The poem is about a human person who is actively and willingly used as a hunter. The person is like a loaded gun that is condemned to remain inactive until the owner takes possession of it. The gun has in it energy that is capable of stirring echoes in the mountains and energy capable of lighting up valleys. Despite all these, it is deadly and that is why the owner uses it against his foes. The hunter also uses the gun to speak for him. When reading the poem there is a sense of power based on rage. The speaker compares her life to that of unused loaded gun that fulfills its purpose to kill and finds joy in performing the purpose.
The conventional understanding of the metaphor of the poem lies in the idea that the “Master” is God. The speaker is thus picked up by God and becomes his marksman. The speaker after being picked becomes a staunch defender and fulfils its role of being powerful. She acts only at the master’s bidding, shares his voice and in someway becomes immortal (Emily and Vendler, 101). Serving God therefore makes the speaker further the power of her existence.Dickinson uses implicit criticism to portray God as a murderous hunter of man. He describes that he uses death to gleefully execute people. She portrays God as aloof, vindictive, insensitive and invasive to man.
From the beginning, the poet stood at the corner without purpose. She was then found by a hunter who knew her purpose because he was her “Master.” The master therefore used her to express this purpose. Like a gun (used symbolically) she is used for shooting the. The female deer (doe) is presumably killed by the hunter during his hunting spree. Picking a feminist point of view, this represents how female writers are forced to suppress or kill part of themselves to write. The speaker has power, control and a destructive purpose that creates joy and satisfaction in her personality. The speaker says that she (the gun) will live longer than the master i.e. “Though I than He – may longer live” (Emily and Vendler, 101) but it may not be true living because it is stated that she has no power to die. This is so because in the context of life, death defines life. The poet writes, “He longer must – than I –” this means that the speaker will last longer than the master and the master in the true meaning of the world will outlive the speaker.

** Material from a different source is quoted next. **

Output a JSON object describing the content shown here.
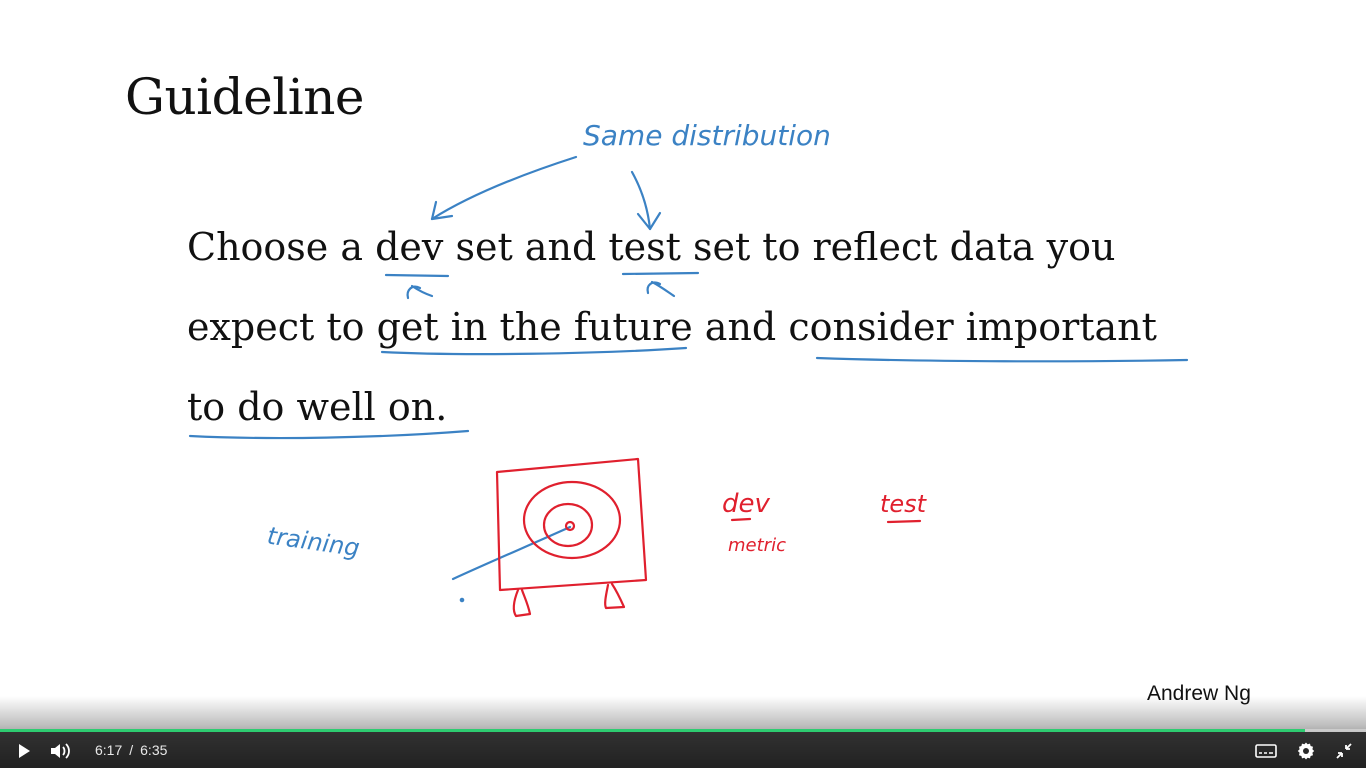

Hunting in the woods helps reestablish a close relationship with nature and establishes a sense of control. This is expressed by the words “the woods are sovereign.” The speaker prefers to stand guard over the master than share his soft downy pillow. We realize that she refuses the softer life and prefers the homelier alternative (Emily and Vendler, 102). The central dilemma of the poem becomes that of the fusion of force and the agent, violence and the perpetrator and the gun and the owner. This is clearly highlighted in the second stanza where the speaker uses the word “we” to fuse together their acting as one. The gun symbolizes power, rage and violence. Guns are always dangerous since they have the power to take away life by a single shot. Introducing the reader to the gun enables us to edge and be attentive when reading the rest of the poem. The gun therefore becomes an extended metaphor in the poem since it represents the speaker’s power to kill. When loaded, it can be used for hunting since it is deadly.

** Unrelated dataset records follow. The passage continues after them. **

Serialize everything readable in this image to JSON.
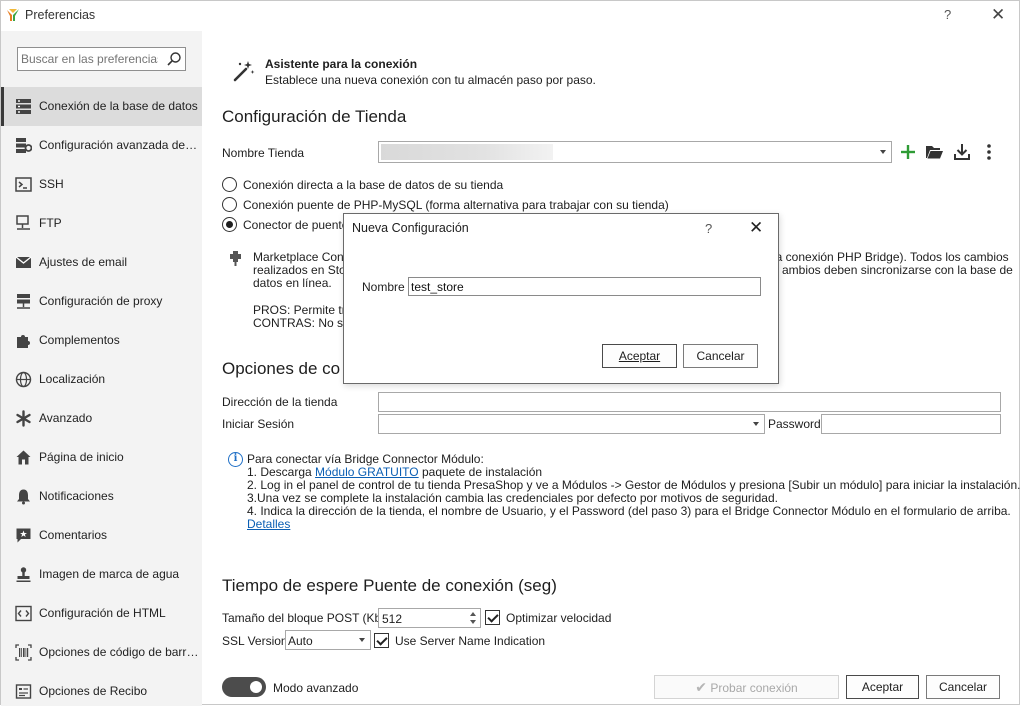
{
  "window": {
    "title": "Preferencias",
    "help": "?",
    "close": "✕"
  },
  "sidebar": {
    "search_placeholder": "Buscar en las preferencias",
    "items": [
      {
        "label": "Conexión de la base de datos",
        "icon": "database-icon",
        "active": true
      },
      {
        "label": "Configuración avanzada de la base",
        "icon": "database-settings-icon"
      },
      {
        "label": "SSH",
        "icon": "terminal-icon"
      },
      {
        "label": "FTP",
        "icon": "network-icon"
      },
      {
        "label": "Ajustes de email",
        "icon": "email-icon"
      },
      {
        "label": "Configuración de proxy",
        "icon": "proxy-icon"
      },
      {
        "label": "Complementos",
        "icon": "puzzle-icon"
      },
      {
        "label": "Localización",
        "icon": "globe-icon"
      },
      {
        "label": "Avanzado",
        "icon": "asterisk-icon"
      },
      {
        "label": "Página de inicio",
        "icon": "home-icon"
      },
      {
        "label": "Notificaciones",
        "icon": "bell-icon"
      },
      {
        "label": "Comentarios",
        "icon": "comment-icon"
      },
      {
        "label": "Imagen de marca de agua",
        "icon": "stamp-icon"
      },
      {
        "label": "Configuración de HTML",
        "icon": "code-icon"
      },
      {
        "label": "Opciones de código de barras",
        "icon": "barcode-icon"
      },
      {
        "label": "Opciones de Recibo",
        "icon": "receipt-icon"
      }
    ]
  },
  "wizard": {
    "title": "Asistente para la conexión",
    "description": "Establece una nueva conexión con tu almacén paso por paso."
  },
  "store_config": {
    "heading": "Configuración de Tienda",
    "store_name_label": "Nombre Tienda",
    "store_name_value": ""
  },
  "connection_options": [
    {
      "label": "Conexión directa a la base de datos de su tienda",
      "selected": false
    },
    {
      "label": "Conexión puente de PHP-MySQL (forma alternativa para trabajar con su tienda)",
      "selected": false
    },
    {
      "label": "Conector de puente de",
      "selected": true
    }
  ],
  "marketplace_info": {
    "line1_left": "Marketplace Conne",
    "line1_right": "la conexión PHP Bridge). Todos los cambios",
    "line2_left": "realizados en Store",
    "line2_right": "ambios deben sincronizarse con la base de",
    "line3": "datos en línea.",
    "pros": "PROS: Permite trab",
    "contras": "CONTRAS: No se r"
  },
  "options_section": {
    "heading": "Opciones de co",
    "store_address_label": "Dirección de la tienda",
    "store_address_value": "",
    "login_label": "Iniciar Sesión",
    "login_value": "",
    "password_label": "Password",
    "password_value": ""
  },
  "bridge_info": {
    "intro": "Para conectar vía Bridge Connector Módulo:",
    "step1_a": "1. Descarga ",
    "step1_link": "Módulo GRATUITO",
    "step1_b": " paquete de instalación",
    "step2": "2. Log in el panel de control de tu tienda PresaShop y ve a Módulos -> Gestor de Módulos  y presiona [Subir un módulo] para iniciar la instalación.",
    "step3": "3.Una vez se complete la instalación cambia las credenciales por defecto por motivos de seguridad.",
    "step4": "4. Indica la dirección de la tienda, el nombre de Usuario, y el Password (del paso 3) para el Bridge Connector Módulo en el formulario de arriba.",
    "details_link": "Detalles"
  },
  "timeout_section": {
    "heading": "Tiempo de espere Puente de conexión (seg)",
    "post_block_label": "Tamaño del bloque POST (Kb)",
    "post_block_value": "512",
    "optimize_label": "Optimizar velocidad",
    "optimize_checked": true,
    "ssl_label": "SSL Version",
    "ssl_value": "Auto",
    "sni_label": "Use Server Name Indication",
    "sni_checked": true
  },
  "footer": {
    "advanced_mode_label": "Modo avanzado",
    "advanced_mode_on": true,
    "test_button": "Probar conexión",
    "accept_button": "Aceptar",
    "cancel_button": "Cancelar"
  },
  "dialog": {
    "title": "Nueva Configuración",
    "help": "?",
    "close": "✕",
    "name_label": "Nombre",
    "name_value": "test_store",
    "accept_button": "Aceptar",
    "cancel_button": "Cancelar"
  },
  "colors": {
    "accent_green": "#2e9b35",
    "link_blue": "#0b5fb4",
    "sidebar_bg": "#f3f3f3"
  }
}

The poet writes “every time I speak for Him …. “ -taking on his voice” (Emily and Vendler, 101) to indicate that every time the gun goes off it communicates something for the master. In the fifth stanza, the two are indistinguishable. The usage of the statement “Yellow Eye..” refers to the gun explosion picked from the sentence ‘on whom I lay…an emphatic Thumb.’ The thumb clearly means that the owner cocking the gun making it ready for action. The last stanza also fuses the entities together by tying their lives and deaths together (Emily and Vendler, 105). The stanza makes this interdependence complicated making it impossible to distinguish one from the other. The speaker has deliberately shed the self protective layer of protective feminine personality as symbolized by the use of ‘doe’ and ‘deep pillow of masochistic eider duck’ to uncover the true self within. It depicts a kind of hardness, rage and the desire for revenge and aggression.
Like Dickinson’s other poems, the theme of death and supremacy is evident here. Death is not powerful in the poem but the ability to die is highlighted as the most powerful act. It clearly shows how intricate life and death are tied such that one cannot exist without death. Thus the explanation that the gun “may longer live” that the master, means that the gun does not really live at all since it has no power to die (Emily and Vendler, 105). Despite the dangers expressed by the personality and the recognition of the apparent dehumanization personality, the poet takes a great risk of being murderous. She portrays herself as a gun with rage becoming part of her being. Rage defines her inhuman and unwomanly thought making her a master of herself. Finally, the poem’s depth of thought, ambiguity, style, concise language and simultaneous definitions combine to make the poem a master piece.